CO2 levels hit a new record global high of 405.66 ppm yesterday, I
couldn’t help but think that HG Wells could not have imagined a
more perilous mechanism for exploring the world’s past.
when it comes to testing the range of new climate extremes, the
present mass burning of fossil fuels is like stepping into a dark
time machine. As all that carbon hits the airs and waters, the
climate dial spins backward through hundreds of thousands and
millions of years. Speeding us on toward the hothouse extinction eras
of Earth’s deep history. Now, not only is it driving us on through
extreme weather and temperature events not seen in 100, 1,000, 5,000
or even 10,000 years, it is also propelling us toward climate states
that haven’t occurred on Earth for ages and ages.
has the Earth seen a CO2 build-up so rapid as the one produced by the
human fossil fuel energy era. Rates of CO2 increase just keep ramping
higher ever as the world’s climate sinks appear to be filling up.
In this context, 2015 saw the swiftest pace of CO2 rise yet. Warming
ocean surface waters can’t absorb as much CO2 as cooler oceans. And
a record hot ocean during 2015 contributed to this extreme
atmospheric CO2 accumulation. For the whole of the past year, CO2
built up in the atmosphere at a rate of 3.2 parts per million per
annum. That’s well above the already raging pace of 2 parts per
million average annual accumulation during the decade of the 2000s.
Image source: NOAA
global atmospheric CO2 levels had stabilized in this range, it’s
likely that we would have eventually seen climates, temperatures, and
sea levels that became more and more like those experienced 2-5
million years ago. A process that would have likely taken centuries
to reach a final, far warmer climate state. One in which little to no
ice remained upon Greenland or West Antarctica, and one hosting a
substantial retreat of coastlines.
1990 through 2015, that was our climate context. The new world that
was steadily settling into place. One that would eventually assert
itself unless atmospheric CO2 levels were somehow drawn down to below
350 parts per million. It was kind of a big deal. Unfortunately, few
experts really talked about it.
on past the Pliocene. On February 4 of 2016, a record daily
atmospheric CO2 level of 405.66 was recorded at the Mauna Loa
Observatory. The Earth hasn’t experienced CO2 levels this high in
15-17 million years. Image source: NOAA
late April of 2015, as CO2 approached its typical May high point,
daily readings had hit a range of 404.9 parts per million —
propelling us toward the outside boundary of the Pliocene climate
context. For a brief period of 9 months, CO2 retreated back from the
Pliocene boundary as spring and summer-time plants in the Northern
Hemisphere respired.
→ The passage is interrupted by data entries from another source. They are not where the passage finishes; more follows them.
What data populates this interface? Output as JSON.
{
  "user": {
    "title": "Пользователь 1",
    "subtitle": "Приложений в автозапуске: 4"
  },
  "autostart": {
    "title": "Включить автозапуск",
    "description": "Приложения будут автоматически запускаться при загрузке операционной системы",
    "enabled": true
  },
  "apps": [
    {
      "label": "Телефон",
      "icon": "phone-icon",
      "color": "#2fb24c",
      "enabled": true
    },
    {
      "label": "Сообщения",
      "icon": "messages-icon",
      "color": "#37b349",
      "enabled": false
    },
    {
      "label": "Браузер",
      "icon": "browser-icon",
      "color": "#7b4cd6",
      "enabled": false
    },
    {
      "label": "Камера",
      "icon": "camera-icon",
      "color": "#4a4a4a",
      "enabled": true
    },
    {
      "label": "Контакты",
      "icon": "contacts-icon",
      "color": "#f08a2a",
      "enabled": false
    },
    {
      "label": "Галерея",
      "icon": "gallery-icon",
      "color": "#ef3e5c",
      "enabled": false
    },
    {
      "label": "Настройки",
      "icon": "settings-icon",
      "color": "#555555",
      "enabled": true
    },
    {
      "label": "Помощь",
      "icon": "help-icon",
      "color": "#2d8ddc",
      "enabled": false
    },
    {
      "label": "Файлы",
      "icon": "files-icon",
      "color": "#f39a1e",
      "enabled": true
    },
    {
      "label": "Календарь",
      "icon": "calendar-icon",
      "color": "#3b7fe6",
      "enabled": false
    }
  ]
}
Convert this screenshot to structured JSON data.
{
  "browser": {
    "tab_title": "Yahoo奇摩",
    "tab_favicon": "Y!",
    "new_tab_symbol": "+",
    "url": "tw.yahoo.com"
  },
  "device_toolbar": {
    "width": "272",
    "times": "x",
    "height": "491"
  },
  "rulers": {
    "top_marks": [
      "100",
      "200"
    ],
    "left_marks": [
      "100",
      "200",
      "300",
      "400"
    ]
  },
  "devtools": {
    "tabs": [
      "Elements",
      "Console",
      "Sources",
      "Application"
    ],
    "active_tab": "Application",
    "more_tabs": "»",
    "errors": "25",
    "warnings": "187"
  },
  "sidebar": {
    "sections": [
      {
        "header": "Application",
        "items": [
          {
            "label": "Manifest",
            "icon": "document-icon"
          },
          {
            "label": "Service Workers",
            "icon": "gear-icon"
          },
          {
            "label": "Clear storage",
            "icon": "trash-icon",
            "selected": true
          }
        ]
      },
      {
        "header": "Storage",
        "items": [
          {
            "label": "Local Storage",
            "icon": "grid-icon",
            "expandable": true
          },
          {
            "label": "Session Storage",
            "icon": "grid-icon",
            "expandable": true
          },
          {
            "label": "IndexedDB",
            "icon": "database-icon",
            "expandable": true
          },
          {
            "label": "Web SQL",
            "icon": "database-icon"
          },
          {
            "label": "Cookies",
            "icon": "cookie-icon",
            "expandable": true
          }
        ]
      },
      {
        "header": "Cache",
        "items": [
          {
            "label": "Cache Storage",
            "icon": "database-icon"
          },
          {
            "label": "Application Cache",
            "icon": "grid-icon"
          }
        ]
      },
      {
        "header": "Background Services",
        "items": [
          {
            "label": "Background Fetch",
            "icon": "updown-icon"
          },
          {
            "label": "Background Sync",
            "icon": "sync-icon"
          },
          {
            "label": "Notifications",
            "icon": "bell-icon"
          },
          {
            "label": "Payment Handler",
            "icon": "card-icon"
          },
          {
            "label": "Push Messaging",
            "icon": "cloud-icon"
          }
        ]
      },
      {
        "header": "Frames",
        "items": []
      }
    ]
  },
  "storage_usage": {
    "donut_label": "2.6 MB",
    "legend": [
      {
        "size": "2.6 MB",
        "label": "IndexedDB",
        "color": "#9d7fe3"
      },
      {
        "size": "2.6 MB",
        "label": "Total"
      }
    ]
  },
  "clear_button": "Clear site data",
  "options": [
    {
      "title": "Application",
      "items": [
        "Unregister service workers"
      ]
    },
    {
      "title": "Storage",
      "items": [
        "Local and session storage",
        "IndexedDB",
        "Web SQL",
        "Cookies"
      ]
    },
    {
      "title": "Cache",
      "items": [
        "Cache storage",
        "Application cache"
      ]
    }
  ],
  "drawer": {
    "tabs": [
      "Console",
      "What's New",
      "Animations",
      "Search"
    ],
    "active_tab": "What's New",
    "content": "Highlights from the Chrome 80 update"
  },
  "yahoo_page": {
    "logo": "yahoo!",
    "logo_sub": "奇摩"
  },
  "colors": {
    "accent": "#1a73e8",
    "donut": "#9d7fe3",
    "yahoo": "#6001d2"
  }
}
However, average atmospheric CO2 levels were
still ramping higher as a rampant burning of fossil fuels around the
world continued. By
yesterday, February 4, 2016, daily CO2 levels at the Mauna Loa
Observatory had rocketed to 405.66 parts per million.
A level well outside the upper range for the Pliocene climate epoch.
One more typical for periods seen during the Miocene of 15-17 million
the Middle Miocene
this daily Februay peak at 405.66 parts per million is not the end to
the current year’s ramp up. Typical atmospheric peaks occur during
May. And this year, we are likely to see atmospheric levels hit near
407 parts per million in the weekly and monthly averages over the
next few months. Such a range thrusts us solidly out of the Pliocene
climate context and well into that of the Miocene.
the Middle Miocene was not a hothouse extinction climate, it was one
much more foreign to humankind. Back then, only the great apes
existed. Our most ancient ancestor, Australopithecus, was still at
least 9 million years in the future. It’s fair to say that no human
being, or even our closer offshoot relatives, have ever breathed air
with the composition that is now entering our lungs. Never lived
under the oppressive and intensifying dome of such a great global
atmospheric heat forcing.
said farewell to the Holocene climate context when CO2 levels rose
above 280 parts per million back during the 19th Century. By around
1990, we had begun to enter the Pliocene context, a period occurring
2-5 million years ago. As of 2015, we had begun to exit the Pliocene
climate context and enter the Middle Miocene. If current rates of
fossil fuel burning or business as usual rates of fossil fuel
build-up continue, we will be entering the Ogliocene climate context
in about 25 to 50 years. Image source: NOAA
are now entering a period in which atmospheres are more similar to
those seen during the Middle
Miocene Climate Optimum —
the last time CO2 measures exceeded a threshold of roughly 405 parts
per million (see here and here).
CO2 levels remain in this range, these are the temperatures, sea
levels, and climate conditions we will transition to and ultimately
experience. But time, and fossil fuel burning, is not on our side.
For under business as usual fossil fuel burning rates of increase, we
could hit the Oligocene threshold within as little as 25-30 years.
And even if the current rate of increase were maintained, the
Oligocene boundary sits about 5 decades away.
support public, non-special interest based, science like the
fantastic and essential work produced by the experts at NOAA.)